"""
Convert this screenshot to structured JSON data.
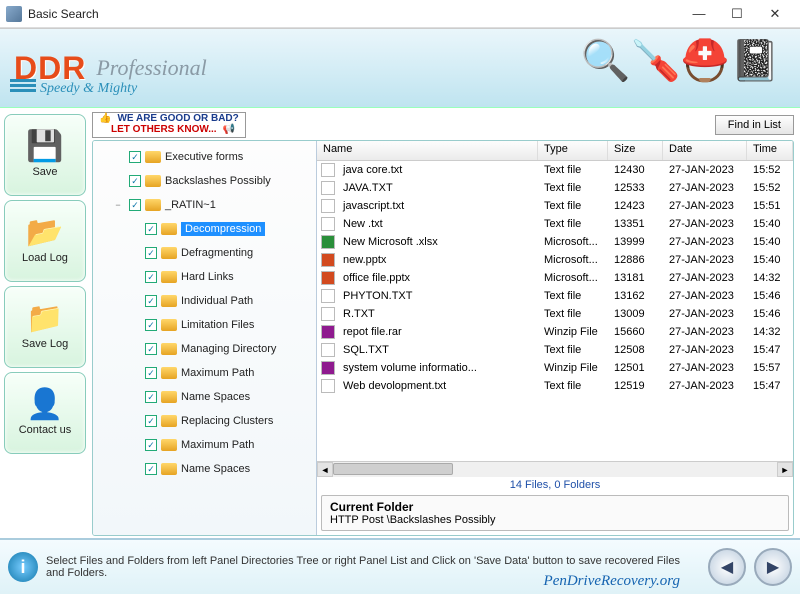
{
  "window": {
    "title": "Basic Search"
  },
  "banner": {
    "brand": "DDR",
    "subtitle": "Professional",
    "tagline": "Speedy & Mighty"
  },
  "sidebar": {
    "buttons": [
      {
        "label": "Save",
        "icon": "💾"
      },
      {
        "label": "Load Log",
        "icon": "📂"
      },
      {
        "label": "Save Log",
        "icon": "📁"
      },
      {
        "label": "Contact us",
        "icon": "👤"
      }
    ]
  },
  "rating": {
    "line1": "WE ARE GOOD OR BAD?",
    "line2": "LET OTHERS KNOW..."
  },
  "find_button": "Find in List",
  "tree": {
    "items": [
      {
        "indent": 1,
        "label": "Executive forms",
        "twist": ""
      },
      {
        "indent": 1,
        "label": "Backslashes Possibly",
        "twist": ""
      },
      {
        "indent": 1,
        "label": "_RATIN~1",
        "twist": "−"
      },
      {
        "indent": 2,
        "label": "Decompression",
        "twist": "",
        "selected": true
      },
      {
        "indent": 2,
        "label": "Defragmenting",
        "twist": ""
      },
      {
        "indent": 2,
        "label": "Hard Links",
        "twist": ""
      },
      {
        "indent": 2,
        "label": "Individual Path",
        "twist": ""
      },
      {
        "indent": 2,
        "label": "Limitation Files",
        "twist": ""
      },
      {
        "indent": 2,
        "label": "Managing Directory",
        "twist": ""
      },
      {
        "indent": 2,
        "label": "Maximum Path",
        "twist": ""
      },
      {
        "indent": 2,
        "label": "Name Spaces",
        "twist": ""
      },
      {
        "indent": 2,
        "label": "Replacing Clusters",
        "twist": ""
      },
      {
        "indent": 2,
        "label": "Maximum Path",
        "twist": ""
      },
      {
        "indent": 2,
        "label": "Name Spaces",
        "twist": ""
      }
    ]
  },
  "columns": {
    "name": "Name",
    "type": "Type",
    "size": "Size",
    "date": "Date",
    "time": "Time"
  },
  "files": [
    {
      "name": "java core.txt",
      "type": "Text file",
      "size": "12430",
      "date": "27-JAN-2023",
      "time": "15:52",
      "ic": ""
    },
    {
      "name": "JAVA.TXT",
      "type": "Text file",
      "size": "12533",
      "date": "27-JAN-2023",
      "time": "15:52",
      "ic": ""
    },
    {
      "name": "javascript.txt",
      "type": "Text file",
      "size": "12423",
      "date": "27-JAN-2023",
      "time": "15:51",
      "ic": ""
    },
    {
      "name": "New .txt",
      "type": "Text file",
      "size": "13351",
      "date": "27-JAN-2023",
      "time": "15:40",
      "ic": ""
    },
    {
      "name": "New Microsoft .xlsx",
      "type": "Microsoft...",
      "size": "13999",
      "date": "27-JAN-2023",
      "time": "15:40",
      "ic": "xl"
    },
    {
      "name": "new.pptx",
      "type": "Microsoft...",
      "size": "12886",
      "date": "27-JAN-2023",
      "time": "15:40",
      "ic": "pp"
    },
    {
      "name": "office file.pptx",
      "type": "Microsoft...",
      "size": "13181",
      "date": "27-JAN-2023",
      "time": "14:32",
      "ic": "pp"
    },
    {
      "name": "PHYTON.TXT",
      "type": "Text file",
      "size": "13162",
      "date": "27-JAN-2023",
      "time": "15:46",
      "ic": ""
    },
    {
      "name": "R.TXT",
      "type": "Text file",
      "size": "13009",
      "date": "27-JAN-2023",
      "time": "15:46",
      "ic": ""
    },
    {
      "name": "repot file.rar",
      "type": "Winzip File",
      "size": "15660",
      "date": "27-JAN-2023",
      "time": "14:32",
      "ic": "rr"
    },
    {
      "name": "SQL.TXT",
      "type": "Text file",
      "size": "12508",
      "date": "27-JAN-2023",
      "time": "15:47",
      "ic": ""
    },
    {
      "name": "system volume informatio...",
      "type": "Winzip File",
      "size": "12501",
      "date": "27-JAN-2023",
      "time": "15:57",
      "ic": "rr"
    },
    {
      "name": "Web devolopment.txt",
      "type": "Text file",
      "size": "12519",
      "date": "27-JAN-2023",
      "time": "15:47",
      "ic": ""
    }
  ],
  "status": "14 Files, 0 Folders",
  "current_folder": {
    "title": "Current Folder",
    "path": "HTTP Post \\Backslashes Possibly"
  },
  "footer": {
    "hint": "Select Files and Folders from left Panel Directories Tree or right Panel List and Click on 'Save Data' button to save recovered Files and Folders.",
    "brand": "PenDriveRecovery.org"
  }
}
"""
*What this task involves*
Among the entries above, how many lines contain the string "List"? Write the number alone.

*Answer below*
2